Diab said fresh elections in two months’ time were the only way out of the country’s crisis. His announcement followed the resignation of several Christian legislators who sought to precipitate an election and that of Information Minister Manal Abdel Samad. Diab has put 19 officials, mostly unnamed, under house arrest and/or banned them from travelling, accusing them of knowing about the ammonium nitrate. They include port and customs officials, judges, and former ministers. Several officials have had their bank accounts frozen.
Aoun has set up an investigation into the blast, which will also look at whether “external interference” was a factor, to report within four days. Commentators have seized on this to pin the blame on Hezbollah, claiming that the warehouse was a Hezbollah explosives dump that prompted an air strike by Israel.
While such suspicions of an Israeli attack are understandable, given Israel’s history of targeted assassinations, cyber-attacks and other assaults on its opponents, there is no evidence to back this up. In a recent border incident with Hezbollah near the disputed area of the Shebaa Farms, Israeli forces were under unprecedented orders to miss their assailants to prevent an escalation. That indicated that Tel Aviv does not want a renewed war with Hezbollah at this stage.
Nevertheless, theories of Hezbollah’s involvement serve a definite purpose—to deflect attention away from the political factions aligned with Washington, Paris and Riyadh, all of which have denied any responsibility for the explosion of a mountain of explosives kept at the port for six years.
Playing a key role in these machinations is the representative of the former colonial power, and suppressor of the year-long “yellow vest” protests, French President Emmanuel Macron.
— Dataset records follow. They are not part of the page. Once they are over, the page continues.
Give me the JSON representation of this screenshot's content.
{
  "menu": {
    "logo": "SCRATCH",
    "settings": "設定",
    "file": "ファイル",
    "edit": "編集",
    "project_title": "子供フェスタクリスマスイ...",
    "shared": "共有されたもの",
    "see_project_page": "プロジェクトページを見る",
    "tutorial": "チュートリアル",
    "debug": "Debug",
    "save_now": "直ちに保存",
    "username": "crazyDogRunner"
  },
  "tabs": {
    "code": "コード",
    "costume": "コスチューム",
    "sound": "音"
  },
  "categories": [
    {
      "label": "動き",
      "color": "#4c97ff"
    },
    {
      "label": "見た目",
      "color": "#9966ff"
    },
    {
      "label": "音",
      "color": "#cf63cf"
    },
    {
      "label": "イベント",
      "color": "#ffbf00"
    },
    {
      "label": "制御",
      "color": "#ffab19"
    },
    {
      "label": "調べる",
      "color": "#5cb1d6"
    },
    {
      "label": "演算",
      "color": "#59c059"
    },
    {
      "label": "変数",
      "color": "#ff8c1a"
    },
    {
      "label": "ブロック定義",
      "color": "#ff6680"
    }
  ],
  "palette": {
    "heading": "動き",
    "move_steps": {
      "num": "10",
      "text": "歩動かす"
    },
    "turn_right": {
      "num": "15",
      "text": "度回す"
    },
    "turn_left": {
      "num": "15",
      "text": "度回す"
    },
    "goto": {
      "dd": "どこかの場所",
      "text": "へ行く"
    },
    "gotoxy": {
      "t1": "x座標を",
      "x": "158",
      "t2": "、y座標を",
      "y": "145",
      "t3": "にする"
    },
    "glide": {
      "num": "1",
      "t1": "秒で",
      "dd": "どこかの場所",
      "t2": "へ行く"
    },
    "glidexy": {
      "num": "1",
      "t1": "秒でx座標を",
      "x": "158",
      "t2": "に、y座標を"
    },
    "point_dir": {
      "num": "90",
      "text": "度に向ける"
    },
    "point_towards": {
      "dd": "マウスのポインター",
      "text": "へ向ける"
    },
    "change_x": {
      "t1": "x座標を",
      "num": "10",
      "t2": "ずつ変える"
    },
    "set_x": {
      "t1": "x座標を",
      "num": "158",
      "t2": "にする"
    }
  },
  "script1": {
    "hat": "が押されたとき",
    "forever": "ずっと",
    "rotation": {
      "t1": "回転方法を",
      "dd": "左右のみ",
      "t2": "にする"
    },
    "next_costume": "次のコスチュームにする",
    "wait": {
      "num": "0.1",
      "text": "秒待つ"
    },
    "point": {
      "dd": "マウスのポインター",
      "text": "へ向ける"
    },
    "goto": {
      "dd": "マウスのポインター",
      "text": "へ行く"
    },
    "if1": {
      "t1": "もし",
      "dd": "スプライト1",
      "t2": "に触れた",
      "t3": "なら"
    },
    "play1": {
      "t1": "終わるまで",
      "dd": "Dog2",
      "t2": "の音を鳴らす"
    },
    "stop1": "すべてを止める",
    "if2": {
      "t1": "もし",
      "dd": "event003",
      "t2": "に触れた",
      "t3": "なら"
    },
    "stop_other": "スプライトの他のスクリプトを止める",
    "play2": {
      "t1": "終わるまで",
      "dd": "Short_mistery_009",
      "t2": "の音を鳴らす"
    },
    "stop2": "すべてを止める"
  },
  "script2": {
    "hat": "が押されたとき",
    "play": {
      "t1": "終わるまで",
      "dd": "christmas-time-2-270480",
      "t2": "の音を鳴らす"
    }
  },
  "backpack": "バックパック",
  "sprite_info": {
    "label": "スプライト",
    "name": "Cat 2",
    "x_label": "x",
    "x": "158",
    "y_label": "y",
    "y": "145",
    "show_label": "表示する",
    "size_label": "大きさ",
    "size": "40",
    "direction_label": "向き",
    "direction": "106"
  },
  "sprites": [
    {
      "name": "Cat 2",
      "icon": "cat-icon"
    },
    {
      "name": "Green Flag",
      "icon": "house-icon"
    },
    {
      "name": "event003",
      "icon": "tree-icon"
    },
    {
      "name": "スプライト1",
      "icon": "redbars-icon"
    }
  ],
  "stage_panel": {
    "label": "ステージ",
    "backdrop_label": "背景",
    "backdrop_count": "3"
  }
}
He became the first international figure to visit the country after the blast. Under the cover of offering aid, he is seeking to organise a political coup by the ruling elite against the working class and engineer Hezbollah’s elimination as a political and military force in Lebanon and Syria.
Macron called for an international investigation into the explosion. His model is presumably the fraudulent $700 million “trial” in absentia of four low-level Hezbollah members by a special UN-backed court in the Netherlands for planting the bomb that killed former Lebanese prime minister and billionaire Rafiq Hariri and 21 others in 2005. That court is due to report its findings soon.
Co-chairing a virtual international aid conference with the UN over the weekend, Macron insisted that aid was conditional upon “radical political reform.” While claiming he would “never interfere in Lebanese politics,” he said he could apply “pressure.”
Speaking on television on his return to Paris, Macron said that if France did not play its part, “other powers may interfere, whether it be Iran, Saudi Arabia or Turkey.”
In the absence of a revolutionary leadership advancing a perspective for unifying the working class, there are real dangers that the legitimate anger of workers, youth and middle-class layers engulfed by the ever-widening crisis will be channelled behind yet another bunch of kleptocrats, this time possibly headed by military generals.
The demands of Lebanese workers and youth, like those of workers who have risen in revolt across the region, in Europe, the US and elsewhere, have nothing in common with those of their political leaders. Their demands cannot be achieved other than through a unified struggle with their class brothers and sisters internationally for the overthrow of capitalism and the building of socialism throughout the Middle East and around the world.